Top positive review
17 people found this helpful
A great resource for people of all ages
on September 9, 2012
I was over halfway through this book when I realized it was meant for a younger audience. I saw it on display with other Titanic books at the library, in honor of the 100th anniversary of the sinking, and thought it looked like a good book. But even if it is geared towards a younger crowd, even an adult Titanic buff can appreciate it. So many people were on board, and there are still so many angles to the ship's construction, the early days before it sailed from Queenstown into the Atlantic, the people who were on board, the sinking, the rescue of the survivors, the aftermath, and the ship's discovery decades later.

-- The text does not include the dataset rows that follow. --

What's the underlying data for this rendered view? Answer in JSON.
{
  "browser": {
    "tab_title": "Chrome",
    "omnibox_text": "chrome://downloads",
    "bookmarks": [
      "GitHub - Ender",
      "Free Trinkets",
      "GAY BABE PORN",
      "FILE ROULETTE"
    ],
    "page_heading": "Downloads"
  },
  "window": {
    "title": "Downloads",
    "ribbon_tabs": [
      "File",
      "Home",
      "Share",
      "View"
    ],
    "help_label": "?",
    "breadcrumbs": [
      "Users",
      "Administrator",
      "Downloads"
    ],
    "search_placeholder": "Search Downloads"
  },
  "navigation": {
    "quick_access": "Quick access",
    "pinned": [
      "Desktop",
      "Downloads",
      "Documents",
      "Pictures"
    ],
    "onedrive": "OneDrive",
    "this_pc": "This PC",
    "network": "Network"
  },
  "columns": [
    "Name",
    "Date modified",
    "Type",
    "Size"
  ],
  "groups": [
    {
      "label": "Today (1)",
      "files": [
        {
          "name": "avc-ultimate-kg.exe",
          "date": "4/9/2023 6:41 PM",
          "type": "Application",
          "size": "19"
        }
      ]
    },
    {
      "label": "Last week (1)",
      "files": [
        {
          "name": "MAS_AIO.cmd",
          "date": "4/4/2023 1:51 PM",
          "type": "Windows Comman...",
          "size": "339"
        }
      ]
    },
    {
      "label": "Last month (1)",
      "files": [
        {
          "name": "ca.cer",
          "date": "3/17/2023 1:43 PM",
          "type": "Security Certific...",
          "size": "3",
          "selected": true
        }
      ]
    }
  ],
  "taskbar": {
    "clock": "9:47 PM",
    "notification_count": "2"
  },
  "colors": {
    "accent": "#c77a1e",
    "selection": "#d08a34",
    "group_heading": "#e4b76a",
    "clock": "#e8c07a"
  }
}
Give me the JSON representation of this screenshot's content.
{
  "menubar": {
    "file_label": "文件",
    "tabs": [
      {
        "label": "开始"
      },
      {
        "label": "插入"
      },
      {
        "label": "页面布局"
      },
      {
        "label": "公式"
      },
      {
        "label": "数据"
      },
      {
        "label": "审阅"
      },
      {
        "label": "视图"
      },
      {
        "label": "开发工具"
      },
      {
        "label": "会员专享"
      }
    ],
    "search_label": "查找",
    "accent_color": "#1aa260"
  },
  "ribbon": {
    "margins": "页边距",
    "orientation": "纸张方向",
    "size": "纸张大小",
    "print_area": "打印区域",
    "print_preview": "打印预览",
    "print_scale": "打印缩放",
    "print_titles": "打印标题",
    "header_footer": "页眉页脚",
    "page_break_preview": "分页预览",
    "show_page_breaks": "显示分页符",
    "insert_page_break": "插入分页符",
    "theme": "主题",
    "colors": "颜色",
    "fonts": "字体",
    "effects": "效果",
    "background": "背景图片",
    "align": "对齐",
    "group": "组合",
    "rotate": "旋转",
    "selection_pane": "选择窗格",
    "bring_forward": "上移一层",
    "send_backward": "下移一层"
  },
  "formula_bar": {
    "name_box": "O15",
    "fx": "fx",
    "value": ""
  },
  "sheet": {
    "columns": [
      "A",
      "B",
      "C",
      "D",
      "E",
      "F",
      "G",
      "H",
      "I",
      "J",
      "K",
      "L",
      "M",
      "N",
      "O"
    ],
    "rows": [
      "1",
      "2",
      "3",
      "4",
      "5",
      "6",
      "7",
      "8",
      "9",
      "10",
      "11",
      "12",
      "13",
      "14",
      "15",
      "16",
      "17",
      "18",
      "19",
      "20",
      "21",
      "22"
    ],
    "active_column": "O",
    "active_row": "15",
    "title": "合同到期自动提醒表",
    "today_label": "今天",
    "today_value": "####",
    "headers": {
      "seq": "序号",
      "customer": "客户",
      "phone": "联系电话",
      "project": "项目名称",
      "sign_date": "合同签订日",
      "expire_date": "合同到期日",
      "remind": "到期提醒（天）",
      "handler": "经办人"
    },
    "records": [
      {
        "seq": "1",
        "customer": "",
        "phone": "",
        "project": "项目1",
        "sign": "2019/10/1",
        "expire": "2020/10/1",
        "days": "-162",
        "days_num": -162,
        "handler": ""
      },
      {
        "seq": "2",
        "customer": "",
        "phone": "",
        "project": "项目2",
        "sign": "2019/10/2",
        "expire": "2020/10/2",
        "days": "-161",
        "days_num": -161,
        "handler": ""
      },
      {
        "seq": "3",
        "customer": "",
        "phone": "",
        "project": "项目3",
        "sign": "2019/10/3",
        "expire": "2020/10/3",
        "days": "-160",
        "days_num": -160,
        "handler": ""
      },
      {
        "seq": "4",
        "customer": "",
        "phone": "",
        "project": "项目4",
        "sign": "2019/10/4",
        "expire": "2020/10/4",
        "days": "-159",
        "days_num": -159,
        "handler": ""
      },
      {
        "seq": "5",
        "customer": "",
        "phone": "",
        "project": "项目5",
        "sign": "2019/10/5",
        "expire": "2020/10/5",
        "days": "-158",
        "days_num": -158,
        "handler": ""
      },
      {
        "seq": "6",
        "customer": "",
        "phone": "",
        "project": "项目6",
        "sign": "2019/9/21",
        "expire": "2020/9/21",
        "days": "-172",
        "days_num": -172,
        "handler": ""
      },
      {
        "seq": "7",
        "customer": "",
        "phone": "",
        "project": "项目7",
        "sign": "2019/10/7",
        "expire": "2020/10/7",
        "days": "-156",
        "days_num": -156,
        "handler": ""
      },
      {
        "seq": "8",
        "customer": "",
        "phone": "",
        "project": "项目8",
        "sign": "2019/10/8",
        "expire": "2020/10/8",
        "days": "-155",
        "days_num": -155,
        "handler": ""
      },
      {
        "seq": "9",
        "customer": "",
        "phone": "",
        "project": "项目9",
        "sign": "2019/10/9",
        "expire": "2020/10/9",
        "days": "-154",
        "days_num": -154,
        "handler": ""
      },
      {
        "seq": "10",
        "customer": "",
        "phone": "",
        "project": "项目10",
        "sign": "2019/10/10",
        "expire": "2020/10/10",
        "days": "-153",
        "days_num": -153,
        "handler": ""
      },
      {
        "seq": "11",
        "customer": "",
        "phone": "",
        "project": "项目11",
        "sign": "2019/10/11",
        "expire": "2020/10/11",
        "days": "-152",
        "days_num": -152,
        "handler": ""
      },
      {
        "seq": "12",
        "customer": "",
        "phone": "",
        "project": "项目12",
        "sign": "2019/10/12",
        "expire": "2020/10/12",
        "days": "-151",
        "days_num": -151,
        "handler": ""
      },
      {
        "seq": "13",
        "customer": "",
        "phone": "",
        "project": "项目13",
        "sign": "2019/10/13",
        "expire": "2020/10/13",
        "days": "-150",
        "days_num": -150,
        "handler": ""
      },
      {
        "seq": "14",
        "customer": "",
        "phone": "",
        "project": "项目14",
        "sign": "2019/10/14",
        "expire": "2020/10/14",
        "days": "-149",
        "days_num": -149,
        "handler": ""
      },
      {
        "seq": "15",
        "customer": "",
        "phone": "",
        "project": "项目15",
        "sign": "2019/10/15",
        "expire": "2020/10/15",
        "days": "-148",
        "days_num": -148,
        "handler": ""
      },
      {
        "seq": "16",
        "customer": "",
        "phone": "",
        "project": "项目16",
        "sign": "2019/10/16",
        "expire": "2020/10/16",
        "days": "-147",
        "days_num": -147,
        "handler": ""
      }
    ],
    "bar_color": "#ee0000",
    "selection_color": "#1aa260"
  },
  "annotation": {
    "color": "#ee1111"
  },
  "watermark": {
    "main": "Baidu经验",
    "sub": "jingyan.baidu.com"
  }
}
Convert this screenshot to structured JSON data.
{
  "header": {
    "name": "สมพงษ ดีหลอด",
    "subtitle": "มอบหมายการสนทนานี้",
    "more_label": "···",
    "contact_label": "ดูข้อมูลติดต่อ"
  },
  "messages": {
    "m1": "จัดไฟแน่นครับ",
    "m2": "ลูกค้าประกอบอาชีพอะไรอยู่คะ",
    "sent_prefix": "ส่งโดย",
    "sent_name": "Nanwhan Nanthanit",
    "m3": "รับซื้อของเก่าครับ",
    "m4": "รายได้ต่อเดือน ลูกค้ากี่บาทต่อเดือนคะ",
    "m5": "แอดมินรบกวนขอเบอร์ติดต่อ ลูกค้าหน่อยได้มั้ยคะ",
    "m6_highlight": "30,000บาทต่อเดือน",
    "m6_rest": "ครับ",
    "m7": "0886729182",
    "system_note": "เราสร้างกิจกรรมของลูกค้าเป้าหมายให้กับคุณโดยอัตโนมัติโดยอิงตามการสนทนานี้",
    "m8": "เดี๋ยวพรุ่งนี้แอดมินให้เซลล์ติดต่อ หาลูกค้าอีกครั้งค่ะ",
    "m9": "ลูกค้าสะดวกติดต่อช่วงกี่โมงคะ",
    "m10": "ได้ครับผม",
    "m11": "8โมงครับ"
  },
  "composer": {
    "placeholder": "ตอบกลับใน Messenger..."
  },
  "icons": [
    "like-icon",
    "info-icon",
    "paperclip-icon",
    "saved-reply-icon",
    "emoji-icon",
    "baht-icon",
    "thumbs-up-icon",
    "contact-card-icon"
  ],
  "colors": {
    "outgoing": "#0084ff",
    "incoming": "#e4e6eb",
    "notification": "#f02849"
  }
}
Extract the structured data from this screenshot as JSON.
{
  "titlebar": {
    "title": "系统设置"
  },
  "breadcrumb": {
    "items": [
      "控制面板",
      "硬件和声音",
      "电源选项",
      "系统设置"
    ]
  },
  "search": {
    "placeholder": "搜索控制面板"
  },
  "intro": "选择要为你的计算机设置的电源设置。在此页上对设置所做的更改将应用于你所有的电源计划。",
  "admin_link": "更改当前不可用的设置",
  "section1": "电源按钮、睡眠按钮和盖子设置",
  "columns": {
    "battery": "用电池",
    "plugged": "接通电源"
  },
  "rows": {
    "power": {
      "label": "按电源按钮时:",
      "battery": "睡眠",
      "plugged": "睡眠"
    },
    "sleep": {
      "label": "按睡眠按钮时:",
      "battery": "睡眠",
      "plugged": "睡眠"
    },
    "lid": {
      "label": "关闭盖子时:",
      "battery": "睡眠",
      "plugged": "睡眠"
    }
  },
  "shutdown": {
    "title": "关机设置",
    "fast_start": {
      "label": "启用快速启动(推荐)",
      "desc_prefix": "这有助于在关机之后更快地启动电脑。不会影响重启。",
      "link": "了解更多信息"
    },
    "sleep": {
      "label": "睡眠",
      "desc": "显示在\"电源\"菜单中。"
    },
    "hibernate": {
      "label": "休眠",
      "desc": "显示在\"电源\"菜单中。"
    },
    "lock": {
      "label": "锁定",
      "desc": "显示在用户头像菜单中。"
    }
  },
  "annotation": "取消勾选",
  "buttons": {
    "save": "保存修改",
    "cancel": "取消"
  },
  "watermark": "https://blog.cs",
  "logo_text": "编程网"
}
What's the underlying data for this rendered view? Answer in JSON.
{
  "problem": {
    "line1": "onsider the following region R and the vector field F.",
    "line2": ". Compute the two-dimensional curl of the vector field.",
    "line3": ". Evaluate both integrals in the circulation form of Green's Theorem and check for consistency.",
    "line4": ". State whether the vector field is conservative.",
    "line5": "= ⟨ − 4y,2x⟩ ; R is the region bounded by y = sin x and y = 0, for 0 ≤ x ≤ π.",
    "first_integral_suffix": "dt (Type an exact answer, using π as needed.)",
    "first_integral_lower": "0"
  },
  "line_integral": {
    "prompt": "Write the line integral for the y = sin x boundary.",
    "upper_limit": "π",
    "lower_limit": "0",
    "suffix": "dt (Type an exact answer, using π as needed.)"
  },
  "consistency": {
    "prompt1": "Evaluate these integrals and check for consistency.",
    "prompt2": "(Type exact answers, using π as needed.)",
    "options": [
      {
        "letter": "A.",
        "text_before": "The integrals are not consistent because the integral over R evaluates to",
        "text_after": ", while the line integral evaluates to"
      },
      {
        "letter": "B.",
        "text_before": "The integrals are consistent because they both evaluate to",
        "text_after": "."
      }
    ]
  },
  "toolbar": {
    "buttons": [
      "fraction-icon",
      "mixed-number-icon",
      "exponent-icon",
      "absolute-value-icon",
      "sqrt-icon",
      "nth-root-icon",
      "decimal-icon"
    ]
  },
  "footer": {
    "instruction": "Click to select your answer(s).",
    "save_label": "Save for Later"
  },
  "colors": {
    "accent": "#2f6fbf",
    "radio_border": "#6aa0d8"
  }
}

There's always a new way to approach the material and provide new insights and unearthed facts. People who claim that there are "too many" books about the Titanic (or any other popular era or topic in history, like World War II) either aren't reading enough variety on the subject, or don't realize it's not "the same old story told a hundred ways."
I loved all the pictures in this book, particularly from future priest Frank Brown, a shutterbug who got a first-class ticket for the ship's two-day maiden voyage as a present from an uncle. These pictures are such priceless artifacts, documenting the ship in ways we might never have known merely from written descriptions. Also nice were the inclusion of materials like telegrams, tickets, menus, and witness testimonies. They add so much to the historical narrative. I also like how there was some information on the building of the ship, the White Star line, the Harland and Wolff shipbuilding company, and what led up to building such a gigantic luxury ship. It's always good to have some backstory, since events don't happen overnight or in a vacuum. There can't really be a full understanding or appreciation of Titanic history if all one knows about is the sinking. There was so much more to this story than the famous tragedy.
By focusing on a few passengers in particular (such as young Frankie Goldsmith, stewardess Violet Jessop, Norwegian immigrant Ole Abelseth, science teacher Joseph Beesley, and high school boy Jack Thayer, all of whom survived), it helps to personalize the tragedy. It doesn't mean much to quote figures of how many lived and how many died if one doesn't know who some of the survivors and victims were. Each person had a story that was unique, in spite of the common tragedy they experienced.